(What to produce): Your answer must be every line of the data that contains "this".

(Available data):
- Opening Delimiter -
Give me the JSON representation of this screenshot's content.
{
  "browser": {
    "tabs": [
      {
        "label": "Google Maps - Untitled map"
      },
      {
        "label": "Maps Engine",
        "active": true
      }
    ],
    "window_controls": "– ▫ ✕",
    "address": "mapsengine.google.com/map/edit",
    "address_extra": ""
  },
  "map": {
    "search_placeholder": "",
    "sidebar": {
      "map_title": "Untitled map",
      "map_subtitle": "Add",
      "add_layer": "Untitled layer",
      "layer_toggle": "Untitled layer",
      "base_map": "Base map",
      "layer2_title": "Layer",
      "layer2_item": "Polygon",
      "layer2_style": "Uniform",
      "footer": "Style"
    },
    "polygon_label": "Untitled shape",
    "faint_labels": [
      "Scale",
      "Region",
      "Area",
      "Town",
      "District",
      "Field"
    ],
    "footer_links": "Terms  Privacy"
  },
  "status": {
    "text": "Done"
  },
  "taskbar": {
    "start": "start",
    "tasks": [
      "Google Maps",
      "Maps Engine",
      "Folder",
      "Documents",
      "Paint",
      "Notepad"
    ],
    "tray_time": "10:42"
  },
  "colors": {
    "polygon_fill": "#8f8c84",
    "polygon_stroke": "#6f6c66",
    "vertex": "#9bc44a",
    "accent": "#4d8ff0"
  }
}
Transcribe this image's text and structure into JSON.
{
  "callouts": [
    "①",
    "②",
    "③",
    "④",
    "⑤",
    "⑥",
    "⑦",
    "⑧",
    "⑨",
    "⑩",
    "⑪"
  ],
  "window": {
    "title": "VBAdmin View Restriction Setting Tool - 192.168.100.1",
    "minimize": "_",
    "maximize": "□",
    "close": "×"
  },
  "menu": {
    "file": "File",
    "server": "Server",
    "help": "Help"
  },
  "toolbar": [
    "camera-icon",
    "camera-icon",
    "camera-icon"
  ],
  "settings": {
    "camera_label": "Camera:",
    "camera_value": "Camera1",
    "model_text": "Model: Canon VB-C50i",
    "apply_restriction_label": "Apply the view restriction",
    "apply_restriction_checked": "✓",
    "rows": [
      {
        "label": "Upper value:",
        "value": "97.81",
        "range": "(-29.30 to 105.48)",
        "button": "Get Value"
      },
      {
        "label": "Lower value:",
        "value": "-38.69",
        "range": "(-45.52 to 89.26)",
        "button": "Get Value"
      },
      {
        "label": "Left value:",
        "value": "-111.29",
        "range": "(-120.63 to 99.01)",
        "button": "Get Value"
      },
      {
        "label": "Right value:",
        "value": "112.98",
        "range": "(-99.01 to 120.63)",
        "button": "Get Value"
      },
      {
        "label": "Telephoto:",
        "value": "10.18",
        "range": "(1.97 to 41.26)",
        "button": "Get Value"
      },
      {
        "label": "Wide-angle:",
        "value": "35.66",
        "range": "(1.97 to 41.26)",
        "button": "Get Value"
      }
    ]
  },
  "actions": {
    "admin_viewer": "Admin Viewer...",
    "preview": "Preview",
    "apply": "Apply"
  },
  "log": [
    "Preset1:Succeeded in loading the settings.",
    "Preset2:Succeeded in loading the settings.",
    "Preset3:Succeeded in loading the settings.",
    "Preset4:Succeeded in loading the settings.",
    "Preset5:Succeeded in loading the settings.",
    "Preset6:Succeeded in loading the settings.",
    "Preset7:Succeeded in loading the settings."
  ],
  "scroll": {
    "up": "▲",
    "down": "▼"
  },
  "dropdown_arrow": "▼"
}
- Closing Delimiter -
(Exercise result):
Give me the JSON representation of this screenshot's content.
Transcribe this image's text and structure into JSON.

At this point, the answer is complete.